- THE TASK -
Look through the lines below for the word "date", and copy every line that has it.

- MATERIAL TO PROCESS -
++++++++++
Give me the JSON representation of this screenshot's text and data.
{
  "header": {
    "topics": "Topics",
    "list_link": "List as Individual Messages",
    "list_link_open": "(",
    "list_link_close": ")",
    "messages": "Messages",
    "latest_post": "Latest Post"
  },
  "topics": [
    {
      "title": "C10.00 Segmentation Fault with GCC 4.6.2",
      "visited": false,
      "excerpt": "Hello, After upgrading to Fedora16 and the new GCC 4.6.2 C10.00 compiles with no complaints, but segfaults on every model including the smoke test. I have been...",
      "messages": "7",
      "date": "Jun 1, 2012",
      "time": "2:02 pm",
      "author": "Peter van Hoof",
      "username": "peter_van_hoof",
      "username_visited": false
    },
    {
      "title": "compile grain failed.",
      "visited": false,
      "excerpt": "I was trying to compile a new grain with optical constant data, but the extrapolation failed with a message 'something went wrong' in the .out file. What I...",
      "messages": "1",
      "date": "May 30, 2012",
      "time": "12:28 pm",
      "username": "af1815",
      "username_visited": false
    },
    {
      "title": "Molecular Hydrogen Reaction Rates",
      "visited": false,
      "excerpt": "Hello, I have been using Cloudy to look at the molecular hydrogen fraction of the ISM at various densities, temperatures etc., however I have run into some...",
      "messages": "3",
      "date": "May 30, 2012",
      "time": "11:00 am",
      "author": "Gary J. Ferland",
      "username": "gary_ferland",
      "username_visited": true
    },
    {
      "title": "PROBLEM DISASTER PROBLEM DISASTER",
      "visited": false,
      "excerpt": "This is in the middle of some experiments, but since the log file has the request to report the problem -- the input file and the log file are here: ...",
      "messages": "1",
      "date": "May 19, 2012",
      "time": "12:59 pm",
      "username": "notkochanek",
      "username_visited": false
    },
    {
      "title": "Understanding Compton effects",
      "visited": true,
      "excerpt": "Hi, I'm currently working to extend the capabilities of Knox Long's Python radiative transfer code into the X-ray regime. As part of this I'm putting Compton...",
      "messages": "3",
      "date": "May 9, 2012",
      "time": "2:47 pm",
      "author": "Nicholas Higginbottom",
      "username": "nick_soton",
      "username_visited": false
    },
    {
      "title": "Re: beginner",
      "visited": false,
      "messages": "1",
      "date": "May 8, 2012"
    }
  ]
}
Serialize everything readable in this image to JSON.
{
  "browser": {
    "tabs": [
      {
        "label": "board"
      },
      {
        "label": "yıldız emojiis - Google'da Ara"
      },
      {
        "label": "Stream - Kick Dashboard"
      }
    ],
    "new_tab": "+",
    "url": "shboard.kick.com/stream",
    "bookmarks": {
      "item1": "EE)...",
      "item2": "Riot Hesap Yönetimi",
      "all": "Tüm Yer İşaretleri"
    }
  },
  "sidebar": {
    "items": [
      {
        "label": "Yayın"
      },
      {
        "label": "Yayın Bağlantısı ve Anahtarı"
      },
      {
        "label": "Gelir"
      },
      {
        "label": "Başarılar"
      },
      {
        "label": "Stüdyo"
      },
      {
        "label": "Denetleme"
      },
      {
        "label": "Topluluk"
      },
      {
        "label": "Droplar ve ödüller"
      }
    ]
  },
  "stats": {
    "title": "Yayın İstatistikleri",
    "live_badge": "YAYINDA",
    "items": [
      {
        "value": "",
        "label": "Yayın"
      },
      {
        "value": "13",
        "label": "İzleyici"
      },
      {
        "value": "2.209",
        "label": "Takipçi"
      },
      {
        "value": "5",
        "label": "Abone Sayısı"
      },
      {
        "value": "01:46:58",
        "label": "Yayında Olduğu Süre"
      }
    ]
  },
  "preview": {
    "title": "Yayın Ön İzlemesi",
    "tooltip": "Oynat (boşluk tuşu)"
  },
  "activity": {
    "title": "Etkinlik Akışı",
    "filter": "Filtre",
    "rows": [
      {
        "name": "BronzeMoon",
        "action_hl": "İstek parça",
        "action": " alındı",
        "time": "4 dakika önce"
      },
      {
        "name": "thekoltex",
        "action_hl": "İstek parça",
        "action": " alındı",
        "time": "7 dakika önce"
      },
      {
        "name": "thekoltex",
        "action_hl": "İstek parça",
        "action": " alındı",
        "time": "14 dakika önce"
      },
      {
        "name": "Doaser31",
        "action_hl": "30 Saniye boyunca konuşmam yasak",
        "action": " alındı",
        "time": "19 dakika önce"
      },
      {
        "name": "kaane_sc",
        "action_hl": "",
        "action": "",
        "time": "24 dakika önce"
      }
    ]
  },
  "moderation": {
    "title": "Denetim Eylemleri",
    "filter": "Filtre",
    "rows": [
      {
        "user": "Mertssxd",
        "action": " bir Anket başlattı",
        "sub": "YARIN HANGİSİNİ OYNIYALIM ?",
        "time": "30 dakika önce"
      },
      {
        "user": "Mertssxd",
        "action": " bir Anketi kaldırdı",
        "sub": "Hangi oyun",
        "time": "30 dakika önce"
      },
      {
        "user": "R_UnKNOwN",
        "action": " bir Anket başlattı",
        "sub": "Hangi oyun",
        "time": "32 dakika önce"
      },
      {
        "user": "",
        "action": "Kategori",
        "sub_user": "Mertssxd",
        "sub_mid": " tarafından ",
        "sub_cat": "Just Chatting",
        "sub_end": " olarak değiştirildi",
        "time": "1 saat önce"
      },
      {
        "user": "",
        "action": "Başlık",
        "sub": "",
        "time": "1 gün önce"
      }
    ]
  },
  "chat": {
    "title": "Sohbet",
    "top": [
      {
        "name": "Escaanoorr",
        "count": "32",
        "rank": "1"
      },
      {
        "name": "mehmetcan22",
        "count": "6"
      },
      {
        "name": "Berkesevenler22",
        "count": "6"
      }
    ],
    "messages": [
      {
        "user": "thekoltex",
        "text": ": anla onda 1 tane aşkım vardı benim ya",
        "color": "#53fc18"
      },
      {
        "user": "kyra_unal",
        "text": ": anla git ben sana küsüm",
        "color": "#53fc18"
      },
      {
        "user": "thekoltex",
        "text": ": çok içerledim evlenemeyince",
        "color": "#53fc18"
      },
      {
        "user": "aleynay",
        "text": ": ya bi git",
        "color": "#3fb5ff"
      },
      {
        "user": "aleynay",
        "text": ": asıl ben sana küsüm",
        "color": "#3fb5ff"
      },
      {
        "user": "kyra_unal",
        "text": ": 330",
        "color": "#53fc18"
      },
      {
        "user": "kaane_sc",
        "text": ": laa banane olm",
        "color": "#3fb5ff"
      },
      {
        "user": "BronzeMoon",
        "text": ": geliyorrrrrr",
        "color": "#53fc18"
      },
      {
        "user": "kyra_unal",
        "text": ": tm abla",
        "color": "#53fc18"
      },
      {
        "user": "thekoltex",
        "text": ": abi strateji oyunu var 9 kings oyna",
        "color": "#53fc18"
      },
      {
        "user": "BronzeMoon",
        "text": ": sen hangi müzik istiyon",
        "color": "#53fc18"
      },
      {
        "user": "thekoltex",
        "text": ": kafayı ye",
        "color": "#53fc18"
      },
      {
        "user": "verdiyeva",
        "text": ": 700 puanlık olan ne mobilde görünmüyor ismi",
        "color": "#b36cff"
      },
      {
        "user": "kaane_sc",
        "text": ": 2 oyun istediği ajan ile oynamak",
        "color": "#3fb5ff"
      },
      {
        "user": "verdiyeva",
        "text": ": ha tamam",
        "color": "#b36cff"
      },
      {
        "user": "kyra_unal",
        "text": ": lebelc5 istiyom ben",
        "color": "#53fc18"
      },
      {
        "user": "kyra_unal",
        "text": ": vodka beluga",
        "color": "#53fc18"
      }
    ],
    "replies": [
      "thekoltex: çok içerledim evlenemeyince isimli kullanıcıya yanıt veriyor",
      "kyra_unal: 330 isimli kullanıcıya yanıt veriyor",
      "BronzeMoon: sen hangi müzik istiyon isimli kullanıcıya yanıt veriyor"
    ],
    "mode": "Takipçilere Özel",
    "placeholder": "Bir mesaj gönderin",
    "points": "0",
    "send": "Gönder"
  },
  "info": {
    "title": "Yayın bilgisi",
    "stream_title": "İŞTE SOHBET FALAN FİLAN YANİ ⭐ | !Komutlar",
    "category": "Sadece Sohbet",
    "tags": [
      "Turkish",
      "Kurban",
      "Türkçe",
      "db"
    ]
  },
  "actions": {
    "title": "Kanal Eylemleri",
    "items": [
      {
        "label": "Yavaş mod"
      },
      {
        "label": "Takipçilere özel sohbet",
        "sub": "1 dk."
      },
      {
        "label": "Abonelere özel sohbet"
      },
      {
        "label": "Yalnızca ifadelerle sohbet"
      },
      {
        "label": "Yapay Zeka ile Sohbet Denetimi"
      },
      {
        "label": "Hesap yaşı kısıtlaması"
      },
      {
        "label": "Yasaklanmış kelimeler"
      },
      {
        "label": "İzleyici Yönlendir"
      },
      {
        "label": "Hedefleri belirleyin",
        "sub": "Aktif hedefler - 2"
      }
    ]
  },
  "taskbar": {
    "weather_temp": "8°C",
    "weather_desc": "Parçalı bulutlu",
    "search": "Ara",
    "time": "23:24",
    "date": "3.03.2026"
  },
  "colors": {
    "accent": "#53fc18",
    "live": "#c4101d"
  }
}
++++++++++
- EXPECTED ANSWER -
      "date": "Jun 1, 2012",
      "date": "May 30, 2012",
      "date": "May 30, 2012",
      "date": "May 19, 2012",
      "date": "May 9, 2012",
      "date": "May 8, 2012"
    "date": "3.03.2026"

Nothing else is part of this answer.